Jazz aficionados are known to say that the key to the music is the notes that aren’t played. Apparently, this same principal can be applied to music videos.
Watching a music video is an audio-visual experience, but the visuals are at the tyranny of the audio. Sometimes there’s action onscreen that has nothing to do with the tasty guitar licks we in the audience are hearing, and yet that is all we hear because music videos are a showcase, first and foremost, of the music. Finally, however, somebody has given us a taste of what these music videos might sound like if all that pesky music weren’t around. Over the last week, web viewers have been rapt at the sight, and sound, of Prodigy’s classic ’90s video for “Firestarter.” While viewers of the Musicless Music Video saw the same edgy black and white footage, this time, Keith Flint’s menacing glares and gyrations were accompanied by weird noises–a series of shuffles, pops, and groans–and selected a cappella lyrics. The effect is hilarious and unsettling and has earned the video over half a million views on YouTube.

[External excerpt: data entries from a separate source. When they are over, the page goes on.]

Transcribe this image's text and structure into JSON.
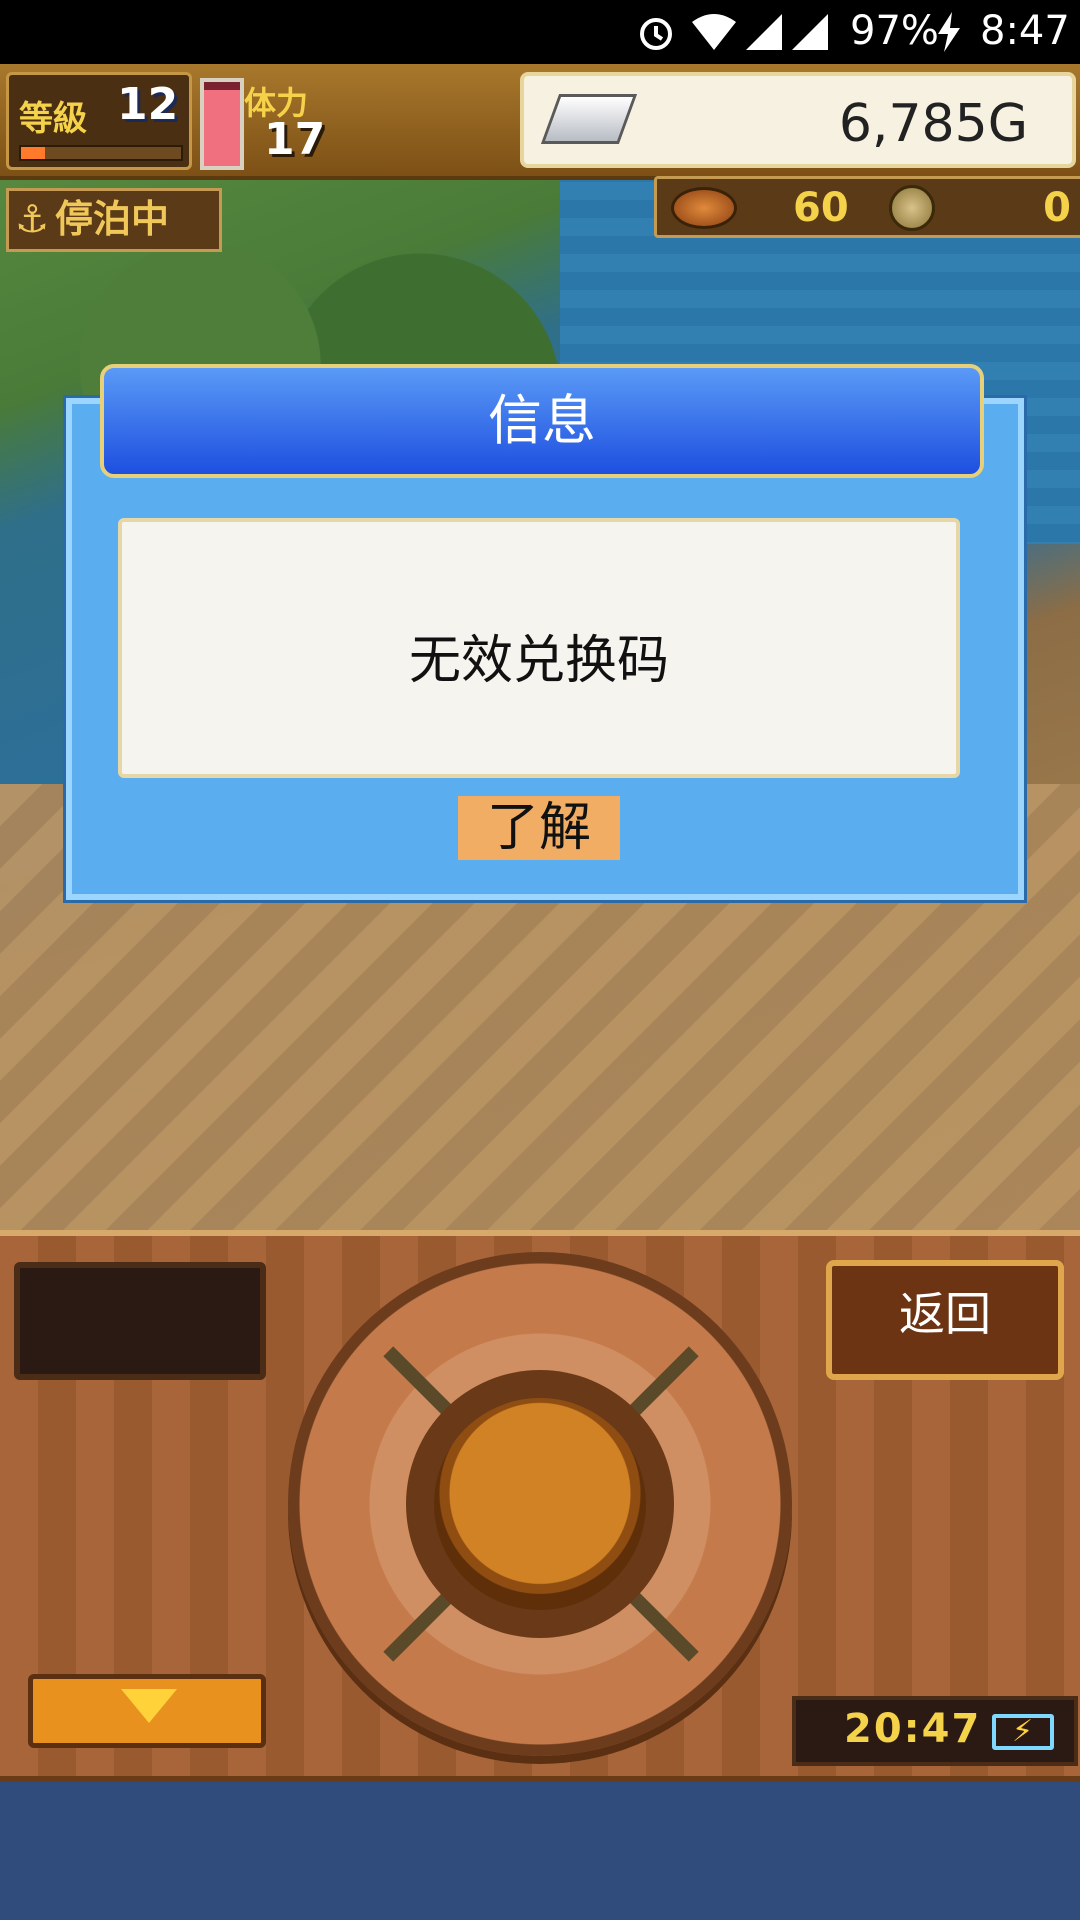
{
  "status_bar": {
    "battery": "97%",
    "time": "8:47",
    "icons": [
      "alarm-icon",
      "wifi-icon",
      "signal-icon",
      "signal-icon",
      "charging-icon"
    ]
  },
  "hud": {
    "level_label": "等級",
    "level": "12",
    "level_progress": 0.15,
    "stamina_label": "体力",
    "stamina": "17",
    "stamina_gauge_level": 0.9,
    "gold": "6,785G",
    "anchor_status": "停泊中",
    "food": "60",
    "coins": "0",
    "colors": {
      "accent": "#f4d24a",
      "dialog_blue": "#5aaef0",
      "header_blue": "#1e4fe0"
    }
  },
  "dialog": {
    "title": "信息",
    "message": "无效兑换码",
    "ok_label": "了解"
  },
  "panel": {
    "back_label": "返回",
    "clock": "20:47"
  }
}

“I had the initial idea back in 1996, when I re-edited the audio layer of a movie-trailer just for fun,” says Mario Wienerroither, creator of Music-Less Music Videos. “Two years ago, on a day I had nothing else to do, I accidentally saw Queen’s ‘I Want to Break Free’ on mute while I was on the phone. That was the vital spark.”
The Vienna-based music producer and sound designer usually spends his days making music for commercials, television, movies, and computer games. After conceiving his latest idea, though, he spent that particular day scrubbing the music away, instead of adding it. Thus was born Music-Less Music Videos, a series that revels in the noises that might naturally be occurring in videos, which we’ve been denied all along while music has had it’s reign. Physical activity now has an echo–oftentimes an unexpected one. When the bassist turns his head abruptly, we can now hear what seems to have caused him to do so.
Not one to wait around for inspiration, Wienerroither takes a pro-active approach to choosing videos to re-work, with memory exercises. “I go into the silent studio, close my eyes and think about the old MTV days–when I’d see a video from one of my beloved bands for the first time,” the producer says. “I was completely thrilled by The Prodigy’s ‘Firestarter’ video, for example. I thought if I make a music-less music video out of it, I can repeat the original effect I felt when I stared totally intrigued at Keith Flint jumping around in the underground.”
Wienerroither records everything by himself. He goes out into the world with a Tascam recorder and experiments with found sounds to find which ones work best in each scene. This process explains why some of the noises in the video, be they scuffling or squeaking, sound like noises in the room with you, wherever you choose to watch. “That’s the most critical point besides the video-selection,” Wienerroither says, “because one inappropriate sound can ruin everything.”
After experimenting with his recorded sounds the producer spends a lot of time brainstorming, drafting, editing and mixing, adding effects, deleting again, editing again until a strong draft is complete. Crucially, though, he waits a day and then listens again with fresh ears before finishing. For his efforts, Wienerroither is starting to earn an Internet following.
Compare his versions of the videos to the originals in the slides above to hear all the sounds you didn’t even know you’ve been missing all this time.